▶ **About this exercise**
This exercise calls for every record to be set down exactly.
==== Data supplied
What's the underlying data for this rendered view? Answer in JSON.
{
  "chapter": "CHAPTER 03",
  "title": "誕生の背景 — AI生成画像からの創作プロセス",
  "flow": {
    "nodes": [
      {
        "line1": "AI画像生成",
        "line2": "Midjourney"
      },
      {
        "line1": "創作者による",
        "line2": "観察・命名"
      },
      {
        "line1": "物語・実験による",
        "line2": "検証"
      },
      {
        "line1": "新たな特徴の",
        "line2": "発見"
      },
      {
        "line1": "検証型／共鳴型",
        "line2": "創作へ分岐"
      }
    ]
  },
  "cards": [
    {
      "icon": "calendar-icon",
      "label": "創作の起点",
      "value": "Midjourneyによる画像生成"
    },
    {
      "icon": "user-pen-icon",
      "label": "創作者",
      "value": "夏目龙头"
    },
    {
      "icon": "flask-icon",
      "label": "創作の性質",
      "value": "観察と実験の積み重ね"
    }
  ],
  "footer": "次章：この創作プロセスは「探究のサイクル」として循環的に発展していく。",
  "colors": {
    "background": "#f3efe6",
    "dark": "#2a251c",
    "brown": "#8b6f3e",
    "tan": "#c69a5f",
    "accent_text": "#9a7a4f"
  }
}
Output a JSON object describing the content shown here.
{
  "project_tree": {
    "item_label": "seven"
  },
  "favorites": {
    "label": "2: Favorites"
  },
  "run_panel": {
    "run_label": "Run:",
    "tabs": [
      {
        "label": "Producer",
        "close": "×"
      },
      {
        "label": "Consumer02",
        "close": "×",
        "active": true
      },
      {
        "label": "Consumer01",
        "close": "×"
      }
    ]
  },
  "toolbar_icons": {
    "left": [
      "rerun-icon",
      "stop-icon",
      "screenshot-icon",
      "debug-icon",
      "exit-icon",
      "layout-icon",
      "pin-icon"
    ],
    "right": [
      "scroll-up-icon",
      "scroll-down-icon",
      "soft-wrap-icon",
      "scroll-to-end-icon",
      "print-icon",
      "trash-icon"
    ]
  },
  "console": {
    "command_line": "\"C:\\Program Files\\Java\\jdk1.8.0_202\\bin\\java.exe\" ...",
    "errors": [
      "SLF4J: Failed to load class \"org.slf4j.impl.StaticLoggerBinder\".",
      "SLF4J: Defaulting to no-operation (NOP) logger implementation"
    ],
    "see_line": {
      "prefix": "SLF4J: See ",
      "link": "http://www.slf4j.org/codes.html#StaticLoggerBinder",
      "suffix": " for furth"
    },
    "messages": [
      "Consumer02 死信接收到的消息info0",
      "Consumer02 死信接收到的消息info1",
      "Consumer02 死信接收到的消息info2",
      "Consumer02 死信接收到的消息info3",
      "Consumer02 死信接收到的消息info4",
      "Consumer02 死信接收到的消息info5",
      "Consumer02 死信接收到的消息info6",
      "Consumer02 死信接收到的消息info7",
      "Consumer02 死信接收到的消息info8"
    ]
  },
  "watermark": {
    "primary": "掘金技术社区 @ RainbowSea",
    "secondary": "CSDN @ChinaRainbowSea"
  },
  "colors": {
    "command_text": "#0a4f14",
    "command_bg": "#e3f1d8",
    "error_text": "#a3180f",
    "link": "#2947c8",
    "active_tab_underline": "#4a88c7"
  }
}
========
▶ **Your response**
What's the underlying data for this rendered view? Answer in JSON.
{
  "chapter": "CHAPTER 03",
  "title": "誕生の背景 — AI生成画像からの創作プロセス",
  "flow": {
    "nodes": [
      {
        "line1": "AI画像生成",
        "line2": "Midjourney"
      },
      {
        "line1": "創作者による",
        "line2": "観察・命名"
      },
      {
        "line1": "物語・実験による",
        "line2": "検証"
      },
      {
        "line1": "新たな特徴の",
        "line2": "発見"
      },
      {
        "line1": "検証型／共鳴型",
        "line2": "創作へ分岐"
      }
    ]
  },
  "cards": [
    {
      "icon": "calendar-icon",
      "label": "創作の起点",
      "value": "Midjourneyによる画像生成"
    },
    {
      "icon": "user-pen-icon",
      "label": "創作者",
      "value": "夏目龙头"
    },
    {
      "icon": "flask-icon",
      "label": "創作の性質",
      "value": "観察と実験の積み重ね"
    }
  ],
  "footer": "次章：この創作プロセスは「探究のサイクル」として循環的に発展していく。",
  "colors": {
    "background": "#f3efe6",
    "dark": "#2a251c",
    "brown": "#8b6f3e",
    "tan": "#c69a5f",
    "accent_text": "#9a7a4f"
  }
}
Output a JSON object describing the content shown here.
{
  "project_tree": {
    "item_label": "seven"
  },
  "favorites": {
    "label": "2: Favorites"
  },
  "run_panel": {
    "run_label": "Run:",
    "tabs": [
      {
        "label": "Producer",
        "close": "×"
      },
      {
        "label": "Consumer02",
        "close": "×",
        "active": true
      },
      {
        "label": "Consumer01",
        "close": "×"
      }
    ]
  },
  "toolbar_icons": {
    "left": [
      "rerun-icon",
      "stop-icon",
      "screenshot-icon",
      "debug-icon",
      "exit-icon",
      "layout-icon",
      "pin-icon"
    ],
    "right": [
      "scroll-up-icon",
      "scroll-down-icon",
      "soft-wrap-icon",
      "scroll-to-end-icon",
      "print-icon",
      "trash-icon"
    ]
  },
  "console": {
    "command_line": "\"C:\\Program Files\\Java\\jdk1.8.0_202\\bin\\java.exe\" ...",
    "errors": [
      "SLF4J: Failed to load class \"org.slf4j.impl.StaticLoggerBinder\".",
      "SLF4J: Defaulting to no-operation (NOP) logger implementation"
    ],
    "see_line": {
      "prefix": "SLF4J: See ",
      "link": "http://www.slf4j.org/codes.html#StaticLoggerBinder",
      "suffix": " for furth"
    },
    "messages": [
      "Consumer02 死信接收到的消息info0",
      "Consumer02 死信接收到的消息info1",
      "Consumer02 死信接收到的消息info2",
      "Consumer02 死信接收到的消息info3",
      "Consumer02 死信接收到的消息info4",
      "Consumer02 死信接收到的消息info5",
      "Consumer02 死信接收到的消息info6",
      "Consumer02 死信接收到的消息info7",
      "Consumer02 死信接收到的消息info8"
    ]
  },
  "watermark": {
    "primary": "掘金技术社区 @ RainbowSea",
    "secondary": "CSDN @ChinaRainbowSea"
  },
  "colors": {
    "command_text": "#0a4f14",
    "command_bg": "#e3f1d8",
    "error_text": "#a3180f",
    "link": "#2947c8",
    "active_tab_underline": "#4a88c7"
  }
}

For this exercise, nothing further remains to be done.